====== Source material

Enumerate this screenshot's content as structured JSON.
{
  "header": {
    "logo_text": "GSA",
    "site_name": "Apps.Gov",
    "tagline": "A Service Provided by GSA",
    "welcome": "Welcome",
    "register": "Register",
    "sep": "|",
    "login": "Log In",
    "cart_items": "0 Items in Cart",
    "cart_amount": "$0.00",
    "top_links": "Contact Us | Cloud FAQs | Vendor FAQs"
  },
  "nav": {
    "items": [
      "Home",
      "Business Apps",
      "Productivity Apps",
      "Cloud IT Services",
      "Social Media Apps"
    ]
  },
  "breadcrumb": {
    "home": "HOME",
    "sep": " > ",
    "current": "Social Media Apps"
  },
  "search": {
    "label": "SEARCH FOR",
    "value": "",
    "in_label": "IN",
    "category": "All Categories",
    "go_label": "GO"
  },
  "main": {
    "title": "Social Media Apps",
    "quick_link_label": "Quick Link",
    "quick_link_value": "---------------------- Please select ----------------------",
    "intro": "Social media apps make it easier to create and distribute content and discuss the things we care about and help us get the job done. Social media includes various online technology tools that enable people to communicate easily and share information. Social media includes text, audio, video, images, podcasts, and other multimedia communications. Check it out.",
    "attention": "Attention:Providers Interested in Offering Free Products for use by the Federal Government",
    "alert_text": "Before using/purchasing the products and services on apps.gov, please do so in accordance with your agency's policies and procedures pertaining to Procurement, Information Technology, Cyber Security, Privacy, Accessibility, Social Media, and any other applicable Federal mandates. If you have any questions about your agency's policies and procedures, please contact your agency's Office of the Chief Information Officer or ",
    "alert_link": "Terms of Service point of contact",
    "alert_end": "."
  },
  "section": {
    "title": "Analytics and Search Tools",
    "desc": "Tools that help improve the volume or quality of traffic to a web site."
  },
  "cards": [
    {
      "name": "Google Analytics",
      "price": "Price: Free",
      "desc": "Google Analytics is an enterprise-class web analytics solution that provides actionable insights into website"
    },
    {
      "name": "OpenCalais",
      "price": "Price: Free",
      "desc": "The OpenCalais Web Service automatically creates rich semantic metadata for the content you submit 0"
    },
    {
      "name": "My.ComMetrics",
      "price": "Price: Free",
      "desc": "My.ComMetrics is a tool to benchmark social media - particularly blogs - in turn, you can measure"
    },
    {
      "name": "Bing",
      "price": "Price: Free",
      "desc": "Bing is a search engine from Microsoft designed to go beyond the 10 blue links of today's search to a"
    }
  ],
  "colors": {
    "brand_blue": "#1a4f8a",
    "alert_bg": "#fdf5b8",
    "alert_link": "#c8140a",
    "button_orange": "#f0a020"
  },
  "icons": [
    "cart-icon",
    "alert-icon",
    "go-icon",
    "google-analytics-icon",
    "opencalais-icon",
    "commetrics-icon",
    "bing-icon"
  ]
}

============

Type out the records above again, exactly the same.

- [Problem solution]:
Enumerate this screenshot's content as structured JSON.
{
  "header": {
    "logo_text": "GSA",
    "site_name": "Apps.Gov",
    "tagline": "A Service Provided by GSA",
    "welcome": "Welcome",
    "register": "Register",
    "sep": "|",
    "login": "Log In",
    "cart_items": "0 Items in Cart",
    "cart_amount": "$0.00",
    "top_links": "Contact Us | Cloud FAQs | Vendor FAQs"
  },
  "nav": {
    "items": [
      "Home",
      "Business Apps",
      "Productivity Apps",
      "Cloud IT Services",
      "Social Media Apps"
    ]
  },
  "breadcrumb": {
    "home": "HOME",
    "sep": " > ",
    "current": "Social Media Apps"
  },
  "search": {
    "label": "SEARCH FOR",
    "value": "",
    "in_label": "IN",
    "category": "All Categories",
    "go_label": "GO"
  },
  "main": {
    "title": "Social Media Apps",
    "quick_link_label": "Quick Link",
    "quick_link_value": "---------------------- Please select ----------------------",
    "intro": "Social media apps make it easier to create and distribute content and discuss the things we care about and help us get the job done. Social media includes various online technology tools that enable people to communicate easily and share information. Social media includes text, audio, video, images, podcasts, and other multimedia communications. Check it out.",
    "attention": "Attention:Providers Interested in Offering Free Products for use by the Federal Government",
    "alert_text": "Before using/purchasing the products and services on apps.gov, please do so in accordance with your agency's policies and procedures pertaining to Procurement, Information Technology, Cyber Security, Privacy, Accessibility, Social Media, and any other applicable Federal mandates. If you have any questions about your agency's policies and procedures, please contact your agency's Office of the Chief Information Officer or ",
    "alert_link": "Terms of Service point of contact",
    "alert_end": "."
  },
  "section": {
    "title": "Analytics and Search Tools",
    "desc": "Tools that help improve the volume or quality of traffic to a web site."
  },
  "cards": [
    {
      "name": "Google Analytics",
      "price": "Price: Free",
      "desc": "Google Analytics is an enterprise-class web analytics solution that provides actionable insights into website"
    },
    {
      "name": "OpenCalais",
      "price": "Price: Free",
      "desc": "The OpenCalais Web Service automatically creates rich semantic metadata for the content you submit 0"
    },
    {
      "name": "My.ComMetrics",
      "price": "Price: Free",
      "desc": "My.ComMetrics is a tool to benchmark social media - particularly blogs - in turn, you can measure"
    },
    {
      "name": "Bing",
      "price": "Price: Free",
      "desc": "Bing is a search engine from Microsoft designed to go beyond the 10 blue links of today's search to a"
    }
  ],
  "colors": {
    "brand_blue": "#1a4f8a",
    "alert_bg": "#fdf5b8",
    "alert_link": "#c8140a",
    "button_orange": "#f0a020"
  },
  "icons": [
    "cart-icon",
    "alert-icon",
    "go-icon",
    "google-analytics-icon",
    "opencalais-icon",
    "commetrics-icon",
    "bing-icon"
  ]
}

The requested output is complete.